DATA TO USE:
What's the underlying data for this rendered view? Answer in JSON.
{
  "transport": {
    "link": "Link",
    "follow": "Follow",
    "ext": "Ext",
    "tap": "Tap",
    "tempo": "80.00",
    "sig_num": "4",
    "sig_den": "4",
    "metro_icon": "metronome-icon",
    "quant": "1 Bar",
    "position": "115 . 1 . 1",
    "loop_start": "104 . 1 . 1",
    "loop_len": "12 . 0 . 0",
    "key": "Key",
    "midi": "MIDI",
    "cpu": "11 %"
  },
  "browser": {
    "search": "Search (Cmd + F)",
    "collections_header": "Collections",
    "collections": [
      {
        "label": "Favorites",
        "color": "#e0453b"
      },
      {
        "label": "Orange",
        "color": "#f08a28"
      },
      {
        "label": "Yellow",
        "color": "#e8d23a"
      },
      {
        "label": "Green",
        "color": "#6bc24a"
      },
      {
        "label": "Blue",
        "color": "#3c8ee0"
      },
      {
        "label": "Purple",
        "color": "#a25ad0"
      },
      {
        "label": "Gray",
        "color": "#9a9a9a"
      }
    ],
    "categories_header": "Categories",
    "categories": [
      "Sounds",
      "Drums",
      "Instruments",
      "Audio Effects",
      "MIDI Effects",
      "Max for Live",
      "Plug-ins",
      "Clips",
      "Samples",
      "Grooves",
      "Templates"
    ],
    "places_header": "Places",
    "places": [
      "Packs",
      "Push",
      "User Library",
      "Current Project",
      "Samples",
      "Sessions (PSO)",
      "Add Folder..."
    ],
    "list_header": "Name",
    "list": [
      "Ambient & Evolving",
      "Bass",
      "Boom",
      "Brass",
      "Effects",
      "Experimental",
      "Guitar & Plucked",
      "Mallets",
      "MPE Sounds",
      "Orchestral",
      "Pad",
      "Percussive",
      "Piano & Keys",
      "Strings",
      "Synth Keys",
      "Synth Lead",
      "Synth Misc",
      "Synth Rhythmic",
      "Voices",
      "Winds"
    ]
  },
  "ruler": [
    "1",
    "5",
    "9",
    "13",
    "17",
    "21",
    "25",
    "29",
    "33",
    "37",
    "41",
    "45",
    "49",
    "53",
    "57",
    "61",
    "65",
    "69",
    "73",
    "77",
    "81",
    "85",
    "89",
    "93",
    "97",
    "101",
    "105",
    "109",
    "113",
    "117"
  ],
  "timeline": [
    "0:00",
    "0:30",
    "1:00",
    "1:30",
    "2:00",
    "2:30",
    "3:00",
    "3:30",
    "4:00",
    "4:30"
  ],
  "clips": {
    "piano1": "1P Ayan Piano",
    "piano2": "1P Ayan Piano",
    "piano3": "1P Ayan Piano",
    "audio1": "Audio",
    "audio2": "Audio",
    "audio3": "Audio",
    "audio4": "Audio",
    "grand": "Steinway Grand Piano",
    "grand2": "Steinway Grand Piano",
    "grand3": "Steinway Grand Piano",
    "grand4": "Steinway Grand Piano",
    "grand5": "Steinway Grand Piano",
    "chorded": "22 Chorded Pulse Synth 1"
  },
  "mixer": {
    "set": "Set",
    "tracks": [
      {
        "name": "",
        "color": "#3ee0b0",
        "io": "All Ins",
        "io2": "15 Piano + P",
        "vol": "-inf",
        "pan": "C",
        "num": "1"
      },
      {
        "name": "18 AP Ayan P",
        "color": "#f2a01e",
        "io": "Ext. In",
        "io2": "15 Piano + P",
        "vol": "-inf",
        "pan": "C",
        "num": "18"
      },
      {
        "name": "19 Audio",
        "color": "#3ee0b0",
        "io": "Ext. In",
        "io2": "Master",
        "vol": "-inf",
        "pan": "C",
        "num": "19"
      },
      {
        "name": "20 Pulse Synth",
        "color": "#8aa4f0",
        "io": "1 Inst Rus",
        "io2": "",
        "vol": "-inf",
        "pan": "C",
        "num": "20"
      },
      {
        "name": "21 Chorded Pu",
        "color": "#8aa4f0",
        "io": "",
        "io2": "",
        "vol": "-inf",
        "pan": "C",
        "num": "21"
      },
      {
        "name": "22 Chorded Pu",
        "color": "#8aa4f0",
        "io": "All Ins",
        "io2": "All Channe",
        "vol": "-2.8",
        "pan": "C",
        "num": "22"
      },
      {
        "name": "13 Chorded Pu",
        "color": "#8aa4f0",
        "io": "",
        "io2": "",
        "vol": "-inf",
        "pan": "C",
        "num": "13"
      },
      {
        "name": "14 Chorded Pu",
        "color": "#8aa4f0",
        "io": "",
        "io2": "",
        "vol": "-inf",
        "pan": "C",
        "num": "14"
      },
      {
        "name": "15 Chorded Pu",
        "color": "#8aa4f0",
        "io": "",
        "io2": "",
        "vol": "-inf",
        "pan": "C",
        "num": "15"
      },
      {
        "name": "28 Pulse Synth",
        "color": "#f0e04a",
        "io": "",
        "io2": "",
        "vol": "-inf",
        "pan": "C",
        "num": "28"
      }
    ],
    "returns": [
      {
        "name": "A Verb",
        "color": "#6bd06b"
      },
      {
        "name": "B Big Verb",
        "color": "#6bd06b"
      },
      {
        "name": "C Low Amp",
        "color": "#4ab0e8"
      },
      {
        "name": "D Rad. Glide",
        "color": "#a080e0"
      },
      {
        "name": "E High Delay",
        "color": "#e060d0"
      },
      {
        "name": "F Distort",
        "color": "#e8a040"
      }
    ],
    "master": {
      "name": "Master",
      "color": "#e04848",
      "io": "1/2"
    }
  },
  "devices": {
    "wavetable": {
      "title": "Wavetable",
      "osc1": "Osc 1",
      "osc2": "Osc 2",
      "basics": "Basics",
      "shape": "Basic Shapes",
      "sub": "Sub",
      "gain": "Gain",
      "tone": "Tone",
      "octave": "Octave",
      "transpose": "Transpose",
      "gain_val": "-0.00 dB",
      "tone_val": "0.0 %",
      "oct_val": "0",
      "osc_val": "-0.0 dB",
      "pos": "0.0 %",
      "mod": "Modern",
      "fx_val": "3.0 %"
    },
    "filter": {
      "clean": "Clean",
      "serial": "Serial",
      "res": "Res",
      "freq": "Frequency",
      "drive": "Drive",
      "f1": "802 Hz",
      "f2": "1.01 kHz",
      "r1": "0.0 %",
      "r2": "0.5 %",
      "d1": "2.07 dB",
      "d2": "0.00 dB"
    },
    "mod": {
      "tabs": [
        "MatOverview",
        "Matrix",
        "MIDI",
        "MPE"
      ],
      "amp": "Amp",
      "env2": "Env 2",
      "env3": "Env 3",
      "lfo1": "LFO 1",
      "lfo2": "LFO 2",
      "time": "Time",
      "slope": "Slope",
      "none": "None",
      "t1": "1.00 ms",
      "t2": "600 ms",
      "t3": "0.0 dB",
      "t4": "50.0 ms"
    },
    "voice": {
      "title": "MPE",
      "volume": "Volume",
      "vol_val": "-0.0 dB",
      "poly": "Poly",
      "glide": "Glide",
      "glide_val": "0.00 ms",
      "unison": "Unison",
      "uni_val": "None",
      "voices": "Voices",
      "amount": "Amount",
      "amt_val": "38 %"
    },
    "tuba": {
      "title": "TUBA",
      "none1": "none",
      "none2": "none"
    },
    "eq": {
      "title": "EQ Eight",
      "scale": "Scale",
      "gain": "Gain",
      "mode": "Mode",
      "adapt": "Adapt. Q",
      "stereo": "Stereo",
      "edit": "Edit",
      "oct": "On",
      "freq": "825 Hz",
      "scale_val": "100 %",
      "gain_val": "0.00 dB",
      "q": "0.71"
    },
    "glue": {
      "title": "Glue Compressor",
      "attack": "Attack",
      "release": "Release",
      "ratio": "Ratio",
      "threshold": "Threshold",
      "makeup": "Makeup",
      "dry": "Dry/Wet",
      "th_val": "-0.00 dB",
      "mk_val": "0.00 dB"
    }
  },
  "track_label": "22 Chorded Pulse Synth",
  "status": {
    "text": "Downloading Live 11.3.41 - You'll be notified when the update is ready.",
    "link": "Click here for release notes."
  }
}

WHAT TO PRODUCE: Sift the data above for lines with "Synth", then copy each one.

RESULT:
      "Synth Keys",
      "Synth Lead",
      "Synth Misc",
      "Synth Rhythmic",
    "chorded": "22 Chorded Pulse Synth 1"
        "name": "20 Pulse Synth",
        "name": "28 Pulse Synth",
  "track_label": "22 Chorded Pulse Synth",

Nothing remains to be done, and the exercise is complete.